HOWEVER much London’s pigeons are universally disliked, many would admit their freedom to roam the city’s skies fills them with jealously.

The filthy urban birds truly have the run of the city, with the best views of the city’s landmarks like the London Eye, City Hall and St Paul’s Cathedral.

University of London researchers have combined the Google Earth flight simulator with a motion sensitive controller to allow people to fly around the city using bird movements.

Users can flap their arms to gain altitude, drop them to dive and twist to the left and right to change direction.

The research is part of work into urban simulations and procedural modelling undertaken by a team from the Bartlett Centre for Advanced Spatial Analysis (CASA) at University College London.

As part of the public outreach side of the work, they have created a the Pigeon Simulator where you can fly like a pigeon exploring different parts of London.

The simulator uses a Microsoft Kinect sensor to track users’ body movements and gestures and converts them into movements through Google Earth 3D’s web plugin.

Andrew Hudson-Smith, head of CASA, said his team were hoping to bring the simulator to the Museum of Leeds for the public to try and were in negotiation to have one installed in a public area of London’s City Hall. ‘It’s fun but it’s trying to communicate a point that there’s all these live feeds out there,’ he told MailOnline Science.

‘Every time we tweet and every time we use a phone we are putting these live feeds out there which can be put to use.’

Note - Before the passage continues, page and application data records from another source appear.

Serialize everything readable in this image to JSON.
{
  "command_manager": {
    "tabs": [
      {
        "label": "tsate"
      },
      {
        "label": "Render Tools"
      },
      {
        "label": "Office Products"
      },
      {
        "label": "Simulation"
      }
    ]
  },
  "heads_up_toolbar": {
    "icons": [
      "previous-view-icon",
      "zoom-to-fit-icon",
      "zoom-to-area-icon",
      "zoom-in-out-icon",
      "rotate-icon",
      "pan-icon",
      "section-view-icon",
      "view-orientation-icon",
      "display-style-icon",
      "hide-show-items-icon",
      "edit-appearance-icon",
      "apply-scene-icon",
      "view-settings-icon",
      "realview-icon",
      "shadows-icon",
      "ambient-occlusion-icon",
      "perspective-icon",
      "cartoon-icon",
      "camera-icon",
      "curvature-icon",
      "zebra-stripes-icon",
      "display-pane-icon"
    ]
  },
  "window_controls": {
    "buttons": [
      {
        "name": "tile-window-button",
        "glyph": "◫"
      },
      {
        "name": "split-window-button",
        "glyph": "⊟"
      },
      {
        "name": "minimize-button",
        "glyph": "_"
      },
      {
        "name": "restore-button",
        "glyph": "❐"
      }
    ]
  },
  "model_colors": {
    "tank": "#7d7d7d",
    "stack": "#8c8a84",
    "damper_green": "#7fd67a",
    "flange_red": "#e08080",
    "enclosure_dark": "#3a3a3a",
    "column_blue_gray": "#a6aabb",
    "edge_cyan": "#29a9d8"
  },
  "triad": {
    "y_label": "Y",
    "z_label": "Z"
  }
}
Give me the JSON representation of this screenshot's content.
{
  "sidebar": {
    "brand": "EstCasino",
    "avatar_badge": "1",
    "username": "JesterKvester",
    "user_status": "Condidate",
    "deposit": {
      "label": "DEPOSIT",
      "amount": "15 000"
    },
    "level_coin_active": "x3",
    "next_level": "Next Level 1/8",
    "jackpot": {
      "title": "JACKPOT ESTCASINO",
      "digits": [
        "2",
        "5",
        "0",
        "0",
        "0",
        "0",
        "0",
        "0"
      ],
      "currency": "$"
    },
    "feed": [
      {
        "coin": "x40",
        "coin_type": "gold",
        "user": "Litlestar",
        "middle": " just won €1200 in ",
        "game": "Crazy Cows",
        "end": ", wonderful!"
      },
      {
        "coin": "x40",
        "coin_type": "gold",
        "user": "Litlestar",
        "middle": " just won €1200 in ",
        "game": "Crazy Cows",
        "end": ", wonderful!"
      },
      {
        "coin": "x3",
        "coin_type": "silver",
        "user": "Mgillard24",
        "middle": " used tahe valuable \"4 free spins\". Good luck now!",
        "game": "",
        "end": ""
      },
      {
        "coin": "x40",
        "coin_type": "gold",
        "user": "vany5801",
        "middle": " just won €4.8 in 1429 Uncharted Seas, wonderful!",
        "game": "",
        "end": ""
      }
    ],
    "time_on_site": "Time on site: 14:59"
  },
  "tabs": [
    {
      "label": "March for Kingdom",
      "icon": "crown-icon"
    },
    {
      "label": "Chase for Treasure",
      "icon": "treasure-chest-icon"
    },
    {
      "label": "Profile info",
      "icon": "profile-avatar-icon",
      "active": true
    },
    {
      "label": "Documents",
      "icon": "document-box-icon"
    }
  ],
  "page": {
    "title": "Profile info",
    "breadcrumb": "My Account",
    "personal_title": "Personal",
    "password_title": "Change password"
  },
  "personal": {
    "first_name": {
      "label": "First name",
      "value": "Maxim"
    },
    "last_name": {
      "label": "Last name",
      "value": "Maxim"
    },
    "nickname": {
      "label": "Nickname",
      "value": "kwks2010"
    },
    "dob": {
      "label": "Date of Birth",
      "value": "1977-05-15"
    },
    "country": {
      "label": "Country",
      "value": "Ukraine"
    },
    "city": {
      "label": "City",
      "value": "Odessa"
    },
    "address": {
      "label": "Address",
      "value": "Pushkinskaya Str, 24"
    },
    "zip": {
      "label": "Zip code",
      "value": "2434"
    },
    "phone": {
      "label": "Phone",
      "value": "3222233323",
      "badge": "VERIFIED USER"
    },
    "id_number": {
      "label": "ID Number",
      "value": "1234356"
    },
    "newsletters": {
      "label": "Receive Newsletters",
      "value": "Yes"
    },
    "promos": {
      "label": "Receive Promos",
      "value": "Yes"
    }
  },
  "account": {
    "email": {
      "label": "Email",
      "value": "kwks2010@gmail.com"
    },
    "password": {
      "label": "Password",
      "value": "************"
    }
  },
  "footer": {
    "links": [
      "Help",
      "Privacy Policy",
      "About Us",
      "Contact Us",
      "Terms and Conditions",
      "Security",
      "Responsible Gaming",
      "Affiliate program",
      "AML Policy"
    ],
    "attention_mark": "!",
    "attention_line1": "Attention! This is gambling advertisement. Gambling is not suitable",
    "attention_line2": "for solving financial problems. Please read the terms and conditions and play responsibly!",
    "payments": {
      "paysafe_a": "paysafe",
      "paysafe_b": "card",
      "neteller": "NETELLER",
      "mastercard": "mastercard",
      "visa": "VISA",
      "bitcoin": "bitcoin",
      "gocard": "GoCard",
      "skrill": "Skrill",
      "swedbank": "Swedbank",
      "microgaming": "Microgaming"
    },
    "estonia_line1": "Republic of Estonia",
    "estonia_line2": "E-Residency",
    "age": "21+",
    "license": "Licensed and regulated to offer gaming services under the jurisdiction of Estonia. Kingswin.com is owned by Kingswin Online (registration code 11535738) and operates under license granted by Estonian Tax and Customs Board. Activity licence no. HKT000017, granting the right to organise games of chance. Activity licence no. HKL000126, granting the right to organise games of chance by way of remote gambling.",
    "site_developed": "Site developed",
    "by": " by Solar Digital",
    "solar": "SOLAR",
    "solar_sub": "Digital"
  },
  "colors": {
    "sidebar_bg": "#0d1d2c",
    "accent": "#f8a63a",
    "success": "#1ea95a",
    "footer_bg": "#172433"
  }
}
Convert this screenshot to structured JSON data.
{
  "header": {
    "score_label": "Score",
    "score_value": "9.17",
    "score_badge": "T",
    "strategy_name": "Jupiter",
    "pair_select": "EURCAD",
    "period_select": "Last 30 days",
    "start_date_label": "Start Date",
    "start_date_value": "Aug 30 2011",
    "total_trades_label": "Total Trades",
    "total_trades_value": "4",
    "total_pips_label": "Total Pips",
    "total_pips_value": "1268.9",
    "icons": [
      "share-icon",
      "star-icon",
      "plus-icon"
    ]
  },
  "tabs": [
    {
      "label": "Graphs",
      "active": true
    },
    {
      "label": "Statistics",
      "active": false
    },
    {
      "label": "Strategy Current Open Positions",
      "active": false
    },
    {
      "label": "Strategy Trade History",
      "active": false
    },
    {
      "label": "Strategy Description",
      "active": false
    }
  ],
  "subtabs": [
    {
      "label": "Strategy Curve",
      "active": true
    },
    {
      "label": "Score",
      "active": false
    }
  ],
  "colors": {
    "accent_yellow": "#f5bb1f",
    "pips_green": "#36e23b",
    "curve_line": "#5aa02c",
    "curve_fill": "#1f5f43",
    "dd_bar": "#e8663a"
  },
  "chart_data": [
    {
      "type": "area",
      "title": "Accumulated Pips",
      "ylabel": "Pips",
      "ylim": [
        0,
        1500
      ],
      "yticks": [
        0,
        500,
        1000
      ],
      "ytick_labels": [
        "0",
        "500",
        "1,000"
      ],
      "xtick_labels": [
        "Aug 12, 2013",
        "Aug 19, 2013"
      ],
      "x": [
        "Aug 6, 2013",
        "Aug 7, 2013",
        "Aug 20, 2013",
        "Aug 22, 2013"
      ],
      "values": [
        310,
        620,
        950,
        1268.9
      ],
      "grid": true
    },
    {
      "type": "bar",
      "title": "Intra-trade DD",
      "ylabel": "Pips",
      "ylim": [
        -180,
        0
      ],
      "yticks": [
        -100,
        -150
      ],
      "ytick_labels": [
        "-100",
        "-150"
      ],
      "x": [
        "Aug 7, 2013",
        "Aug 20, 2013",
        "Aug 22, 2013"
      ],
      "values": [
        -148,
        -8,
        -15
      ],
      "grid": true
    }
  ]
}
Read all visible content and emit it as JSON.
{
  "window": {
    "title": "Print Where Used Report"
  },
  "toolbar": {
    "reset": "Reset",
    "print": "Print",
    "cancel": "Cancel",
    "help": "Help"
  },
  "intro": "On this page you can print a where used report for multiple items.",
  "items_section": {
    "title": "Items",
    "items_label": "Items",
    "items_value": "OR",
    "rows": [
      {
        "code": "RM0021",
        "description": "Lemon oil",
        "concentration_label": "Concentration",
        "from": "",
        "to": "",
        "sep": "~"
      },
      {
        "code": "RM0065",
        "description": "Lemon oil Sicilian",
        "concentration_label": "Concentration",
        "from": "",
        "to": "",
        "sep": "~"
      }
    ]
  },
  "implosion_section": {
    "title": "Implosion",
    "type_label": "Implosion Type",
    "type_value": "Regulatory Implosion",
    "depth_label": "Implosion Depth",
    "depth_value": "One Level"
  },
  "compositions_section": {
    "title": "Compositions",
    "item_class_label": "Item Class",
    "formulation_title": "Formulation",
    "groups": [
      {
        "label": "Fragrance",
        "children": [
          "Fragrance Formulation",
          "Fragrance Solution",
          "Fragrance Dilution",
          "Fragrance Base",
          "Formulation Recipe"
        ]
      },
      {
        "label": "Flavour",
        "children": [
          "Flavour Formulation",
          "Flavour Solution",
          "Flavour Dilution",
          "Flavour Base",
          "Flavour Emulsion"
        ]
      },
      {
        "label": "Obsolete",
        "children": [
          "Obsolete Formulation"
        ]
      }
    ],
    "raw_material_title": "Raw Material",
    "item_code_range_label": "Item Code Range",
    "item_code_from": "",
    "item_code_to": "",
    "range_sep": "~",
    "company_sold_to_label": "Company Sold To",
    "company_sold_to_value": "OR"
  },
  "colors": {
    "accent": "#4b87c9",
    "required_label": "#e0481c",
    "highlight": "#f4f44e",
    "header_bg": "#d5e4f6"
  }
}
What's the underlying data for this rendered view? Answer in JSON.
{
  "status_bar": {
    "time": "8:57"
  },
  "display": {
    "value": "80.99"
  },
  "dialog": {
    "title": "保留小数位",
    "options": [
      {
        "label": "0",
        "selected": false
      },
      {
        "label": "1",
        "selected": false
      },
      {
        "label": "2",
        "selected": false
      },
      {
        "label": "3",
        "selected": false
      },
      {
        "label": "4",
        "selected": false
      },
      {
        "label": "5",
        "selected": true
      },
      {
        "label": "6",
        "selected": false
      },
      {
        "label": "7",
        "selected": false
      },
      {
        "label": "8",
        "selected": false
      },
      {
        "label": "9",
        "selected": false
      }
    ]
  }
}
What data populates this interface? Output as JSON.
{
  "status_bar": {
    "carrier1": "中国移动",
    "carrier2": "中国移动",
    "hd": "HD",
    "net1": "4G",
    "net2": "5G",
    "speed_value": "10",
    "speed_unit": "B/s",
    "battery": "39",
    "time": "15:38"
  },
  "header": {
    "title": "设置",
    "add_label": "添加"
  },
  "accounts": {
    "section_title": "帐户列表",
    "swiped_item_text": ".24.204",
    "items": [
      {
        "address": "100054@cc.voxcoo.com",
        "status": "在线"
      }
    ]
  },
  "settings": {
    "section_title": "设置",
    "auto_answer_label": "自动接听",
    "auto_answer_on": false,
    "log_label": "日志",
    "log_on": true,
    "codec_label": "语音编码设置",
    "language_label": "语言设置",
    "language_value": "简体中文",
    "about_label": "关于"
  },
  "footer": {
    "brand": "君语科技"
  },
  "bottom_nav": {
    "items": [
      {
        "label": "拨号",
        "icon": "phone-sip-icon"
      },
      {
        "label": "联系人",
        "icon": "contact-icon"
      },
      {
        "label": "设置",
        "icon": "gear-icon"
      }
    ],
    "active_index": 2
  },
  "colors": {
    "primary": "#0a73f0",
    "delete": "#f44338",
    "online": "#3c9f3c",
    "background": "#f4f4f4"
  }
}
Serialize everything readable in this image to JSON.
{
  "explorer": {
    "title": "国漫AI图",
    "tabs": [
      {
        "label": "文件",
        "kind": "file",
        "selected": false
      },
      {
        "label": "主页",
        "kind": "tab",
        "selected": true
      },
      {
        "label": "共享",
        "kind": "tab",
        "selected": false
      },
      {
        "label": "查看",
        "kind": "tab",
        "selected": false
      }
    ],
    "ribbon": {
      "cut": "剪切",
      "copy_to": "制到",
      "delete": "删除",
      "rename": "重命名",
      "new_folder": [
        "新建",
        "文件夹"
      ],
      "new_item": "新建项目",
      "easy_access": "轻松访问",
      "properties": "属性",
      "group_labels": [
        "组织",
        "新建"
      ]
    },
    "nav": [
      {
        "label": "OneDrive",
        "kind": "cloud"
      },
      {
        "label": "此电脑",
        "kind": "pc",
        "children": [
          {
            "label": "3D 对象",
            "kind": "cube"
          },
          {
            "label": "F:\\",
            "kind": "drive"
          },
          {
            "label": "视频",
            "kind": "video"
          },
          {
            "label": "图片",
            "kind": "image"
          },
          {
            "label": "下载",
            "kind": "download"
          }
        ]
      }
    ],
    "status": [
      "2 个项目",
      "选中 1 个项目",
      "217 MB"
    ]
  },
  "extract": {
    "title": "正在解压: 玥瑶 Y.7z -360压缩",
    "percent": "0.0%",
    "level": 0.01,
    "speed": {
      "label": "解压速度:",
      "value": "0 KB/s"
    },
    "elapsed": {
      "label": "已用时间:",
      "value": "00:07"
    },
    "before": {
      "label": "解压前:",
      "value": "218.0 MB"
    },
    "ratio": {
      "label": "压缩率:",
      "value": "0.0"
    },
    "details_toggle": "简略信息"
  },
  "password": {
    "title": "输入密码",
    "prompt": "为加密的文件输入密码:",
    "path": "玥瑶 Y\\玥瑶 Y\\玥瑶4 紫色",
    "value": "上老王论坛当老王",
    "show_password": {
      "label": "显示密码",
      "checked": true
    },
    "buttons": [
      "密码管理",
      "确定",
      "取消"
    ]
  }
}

He added: ‘We can write reports that go out to councils and government offices, but people don’t really read those; but if you can fly around Leeds or London then you can see things like traffic flows and all this data presented.’       –MO